Christian changes the subject and asks Ana how she feels about him being there. She says she’s glad he’s there, but the way she phrases it makes it sound completely unconvincing.
They talk a little about their arrangement. Ana says she doesn’t think she could spend a whole weekend with Christian, playing the role of his submissive, and he agrees. Then he asks her how bad the spanking was. She thinks it over and says it wasn’t really that bad.
They’re both missing the point, though. “Not that bad” does not translate to “we should do that again”. It translates to “it wasn’t terrible, but I’d rather not”.
Ana decides to let Christian dominate her and spank her because it will be therapeutic for him. You’re not his therapist, Ana. Curing Christian of his myriad of problems is not your job.
Then they fuck in the bathtub, because why not, I guess.
Afterwards they lie in bed together and have cute couple banter.

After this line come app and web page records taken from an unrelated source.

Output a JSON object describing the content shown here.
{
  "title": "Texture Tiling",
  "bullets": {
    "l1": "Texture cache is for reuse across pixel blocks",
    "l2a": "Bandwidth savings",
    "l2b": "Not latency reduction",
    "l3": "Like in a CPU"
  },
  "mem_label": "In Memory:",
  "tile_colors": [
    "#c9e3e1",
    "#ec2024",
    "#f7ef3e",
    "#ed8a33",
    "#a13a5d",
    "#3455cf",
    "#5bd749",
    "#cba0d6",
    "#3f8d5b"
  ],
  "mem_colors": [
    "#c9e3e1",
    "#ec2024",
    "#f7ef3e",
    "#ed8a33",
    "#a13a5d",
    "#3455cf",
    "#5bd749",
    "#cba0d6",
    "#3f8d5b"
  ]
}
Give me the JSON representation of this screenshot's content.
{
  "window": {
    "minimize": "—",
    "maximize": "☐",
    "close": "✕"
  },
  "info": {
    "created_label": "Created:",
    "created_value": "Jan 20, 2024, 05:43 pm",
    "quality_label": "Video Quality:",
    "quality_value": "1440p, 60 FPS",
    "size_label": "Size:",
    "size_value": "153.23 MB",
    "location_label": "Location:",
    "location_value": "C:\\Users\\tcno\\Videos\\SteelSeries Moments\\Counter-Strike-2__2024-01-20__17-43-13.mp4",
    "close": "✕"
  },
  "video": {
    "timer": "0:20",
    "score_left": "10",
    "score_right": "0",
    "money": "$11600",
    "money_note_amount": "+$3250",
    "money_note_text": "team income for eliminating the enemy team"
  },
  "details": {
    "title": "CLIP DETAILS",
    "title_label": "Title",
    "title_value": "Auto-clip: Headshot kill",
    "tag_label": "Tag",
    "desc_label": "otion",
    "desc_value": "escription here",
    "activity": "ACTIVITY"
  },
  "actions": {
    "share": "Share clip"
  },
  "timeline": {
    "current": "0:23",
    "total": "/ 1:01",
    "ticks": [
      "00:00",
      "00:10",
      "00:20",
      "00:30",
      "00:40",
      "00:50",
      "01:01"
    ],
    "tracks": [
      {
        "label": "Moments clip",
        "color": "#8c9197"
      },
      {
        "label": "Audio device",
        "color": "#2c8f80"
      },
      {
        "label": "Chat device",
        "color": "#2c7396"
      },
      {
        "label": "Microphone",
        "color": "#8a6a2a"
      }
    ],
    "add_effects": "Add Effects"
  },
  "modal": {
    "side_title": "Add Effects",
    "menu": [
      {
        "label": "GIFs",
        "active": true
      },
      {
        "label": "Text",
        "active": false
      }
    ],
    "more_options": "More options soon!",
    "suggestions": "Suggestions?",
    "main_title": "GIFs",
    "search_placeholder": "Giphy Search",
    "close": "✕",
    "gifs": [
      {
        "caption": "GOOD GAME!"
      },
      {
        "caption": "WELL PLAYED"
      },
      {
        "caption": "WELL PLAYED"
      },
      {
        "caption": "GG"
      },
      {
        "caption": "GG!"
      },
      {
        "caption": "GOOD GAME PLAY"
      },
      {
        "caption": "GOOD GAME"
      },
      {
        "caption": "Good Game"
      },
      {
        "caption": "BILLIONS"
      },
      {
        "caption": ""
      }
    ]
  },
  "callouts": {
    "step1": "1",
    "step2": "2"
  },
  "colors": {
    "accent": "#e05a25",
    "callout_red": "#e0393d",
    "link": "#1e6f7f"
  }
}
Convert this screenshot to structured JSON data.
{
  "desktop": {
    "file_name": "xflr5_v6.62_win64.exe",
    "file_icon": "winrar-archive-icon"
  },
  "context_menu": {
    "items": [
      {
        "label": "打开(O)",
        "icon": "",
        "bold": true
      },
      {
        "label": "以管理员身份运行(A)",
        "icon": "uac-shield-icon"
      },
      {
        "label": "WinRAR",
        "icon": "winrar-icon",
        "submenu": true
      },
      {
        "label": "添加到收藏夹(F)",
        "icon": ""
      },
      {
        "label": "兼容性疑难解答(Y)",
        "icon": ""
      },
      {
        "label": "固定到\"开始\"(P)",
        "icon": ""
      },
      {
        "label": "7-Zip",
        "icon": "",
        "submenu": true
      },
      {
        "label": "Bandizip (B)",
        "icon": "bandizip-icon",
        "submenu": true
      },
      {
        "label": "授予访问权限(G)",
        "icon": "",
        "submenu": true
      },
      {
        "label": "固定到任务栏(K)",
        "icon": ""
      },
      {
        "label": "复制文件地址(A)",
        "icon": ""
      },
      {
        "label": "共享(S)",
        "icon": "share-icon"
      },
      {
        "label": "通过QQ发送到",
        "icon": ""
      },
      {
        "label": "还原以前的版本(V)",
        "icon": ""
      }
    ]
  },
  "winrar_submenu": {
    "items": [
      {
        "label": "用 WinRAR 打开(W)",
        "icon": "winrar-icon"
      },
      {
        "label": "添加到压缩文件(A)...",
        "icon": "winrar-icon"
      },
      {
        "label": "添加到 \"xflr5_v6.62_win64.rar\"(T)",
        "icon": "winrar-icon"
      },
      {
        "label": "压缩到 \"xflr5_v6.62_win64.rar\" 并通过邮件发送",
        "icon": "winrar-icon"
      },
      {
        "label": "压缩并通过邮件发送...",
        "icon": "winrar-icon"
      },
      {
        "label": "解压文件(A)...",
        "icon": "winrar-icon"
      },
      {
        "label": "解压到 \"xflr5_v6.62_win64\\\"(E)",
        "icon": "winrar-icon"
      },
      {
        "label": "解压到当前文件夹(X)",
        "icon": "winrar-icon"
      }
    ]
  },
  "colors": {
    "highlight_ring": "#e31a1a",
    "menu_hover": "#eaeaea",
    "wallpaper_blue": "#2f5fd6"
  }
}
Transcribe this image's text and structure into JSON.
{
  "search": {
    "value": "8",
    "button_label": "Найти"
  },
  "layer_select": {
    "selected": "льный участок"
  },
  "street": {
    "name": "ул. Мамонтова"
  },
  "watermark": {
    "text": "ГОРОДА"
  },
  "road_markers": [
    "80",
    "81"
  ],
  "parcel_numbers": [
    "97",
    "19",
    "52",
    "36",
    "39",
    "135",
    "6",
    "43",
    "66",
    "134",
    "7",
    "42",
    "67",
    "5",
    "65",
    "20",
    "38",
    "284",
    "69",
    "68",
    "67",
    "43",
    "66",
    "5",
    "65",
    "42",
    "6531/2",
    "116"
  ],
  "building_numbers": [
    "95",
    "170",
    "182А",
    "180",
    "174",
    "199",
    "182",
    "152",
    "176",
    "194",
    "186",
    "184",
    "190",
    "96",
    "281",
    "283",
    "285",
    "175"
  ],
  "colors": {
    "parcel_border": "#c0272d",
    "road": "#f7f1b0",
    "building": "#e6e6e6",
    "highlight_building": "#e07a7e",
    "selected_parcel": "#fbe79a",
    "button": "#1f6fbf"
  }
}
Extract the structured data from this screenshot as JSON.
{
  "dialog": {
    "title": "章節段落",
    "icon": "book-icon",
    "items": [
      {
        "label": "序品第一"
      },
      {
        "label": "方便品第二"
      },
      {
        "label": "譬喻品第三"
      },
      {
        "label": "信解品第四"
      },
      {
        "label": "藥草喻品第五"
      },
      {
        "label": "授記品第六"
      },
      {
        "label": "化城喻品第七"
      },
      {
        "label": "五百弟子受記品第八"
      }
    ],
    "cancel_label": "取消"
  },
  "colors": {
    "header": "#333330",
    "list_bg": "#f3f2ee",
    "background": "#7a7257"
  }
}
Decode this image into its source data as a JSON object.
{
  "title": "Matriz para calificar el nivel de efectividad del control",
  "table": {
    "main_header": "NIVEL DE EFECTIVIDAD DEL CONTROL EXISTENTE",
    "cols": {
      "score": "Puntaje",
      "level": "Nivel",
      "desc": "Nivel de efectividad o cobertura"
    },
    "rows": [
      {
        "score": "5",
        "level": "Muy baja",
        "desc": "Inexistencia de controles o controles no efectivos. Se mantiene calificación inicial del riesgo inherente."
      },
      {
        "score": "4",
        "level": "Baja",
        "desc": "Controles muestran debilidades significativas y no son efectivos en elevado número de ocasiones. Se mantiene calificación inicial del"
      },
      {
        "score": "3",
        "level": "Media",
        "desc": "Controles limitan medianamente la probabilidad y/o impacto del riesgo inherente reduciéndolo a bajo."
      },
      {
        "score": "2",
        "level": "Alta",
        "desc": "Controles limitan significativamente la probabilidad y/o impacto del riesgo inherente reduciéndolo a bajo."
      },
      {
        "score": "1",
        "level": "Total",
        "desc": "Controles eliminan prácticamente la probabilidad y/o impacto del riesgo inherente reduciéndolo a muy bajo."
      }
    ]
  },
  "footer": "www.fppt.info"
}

It’s surprisingly decent dialogue, and genuinely cute, or would be if these two didn’t have such a completely dysfunctional relationship.
Ana goes to sleep. End chapter.
Holy Cow! Alert: Two “Holy hell!”s, one “Holy crap!”, five “Holy shit!”s, two “Holy fuck!”s.
And Now, A Word From Ana’s Subconscious Alert:
- [Ana wonders if it’s really so surprising that she could be dating a man like Christian] Yes, frankly – look at him – my subconscious snaps. [Ana mentally replies to her subconscious with “Oh, shut up! Who invited you to the party?”]
- [Christian seems annoyed after Ana asks him a question, but Ana resolves not to back down] My subconscious is nervous, anxiously biting her nails – this could go either way.
Does “Inner Goddess” Mean What I Think It Means? Alert:
- [Ana is excited that Christian’s here to see her] My inner goddess leaps up cheering from her chaise longue.
- [Ana acts more forward than usual with Christian, and he gets visibly wary] My inner goddess gazes at him in quiet, surprised speculation.
- [Christian admits to having been shocked when Ana wore Christian’s underwear in an earlier chapter] My inner goddess pole-vaults over the fifteen-foot bar.
That’s Too Many Inner Voices For One Sentence Alert:
- [Christian asks Ana how she feels about their potential relationship as described by the contract] Truth or dare time – my subconscious and inner goddess glance nervously at one another.
Boring Dirty Talk Alert:
- “Do you have a hair tie?”
- “I’m going to have you in the bathroom, Anastasia.”
- “Carry on,” he orders, and stands back watching me.
- “When did you start your period, Anastasia?”
- “Don’t touch me,” he pleads, and releasing my wrists, he grabs my hips.
Oh My! Alert: Thrice.
Thoughts So Far:
It’s been so long since I did a Fifty Shades review that I feel almost as though I’m viewing it with fresh eyes; however, my fresh eyes have noted nothing new and are merely very surprised at just how awful this book is. There are literally middle schoolers who can write better than this. I’m not exaggerating.
No new issues have been raised, really; it’s all the same shit from earlier, plus two completely gratuitous sex scenes and a total lack of understanding of how alcohol works (though those are hardly new in Fifty Shades, either). What do I even say to this book anymore? It’s gross and stupid, yes, but we’ve been over that already.
However, I need to point out that we’re only a few chapters from the end and the book isn’t building to any sort of climax. Granted, this series was originally written as one long fanfic, but nonetheless, there’s no sense of “this book is gonna end soon” like there should be.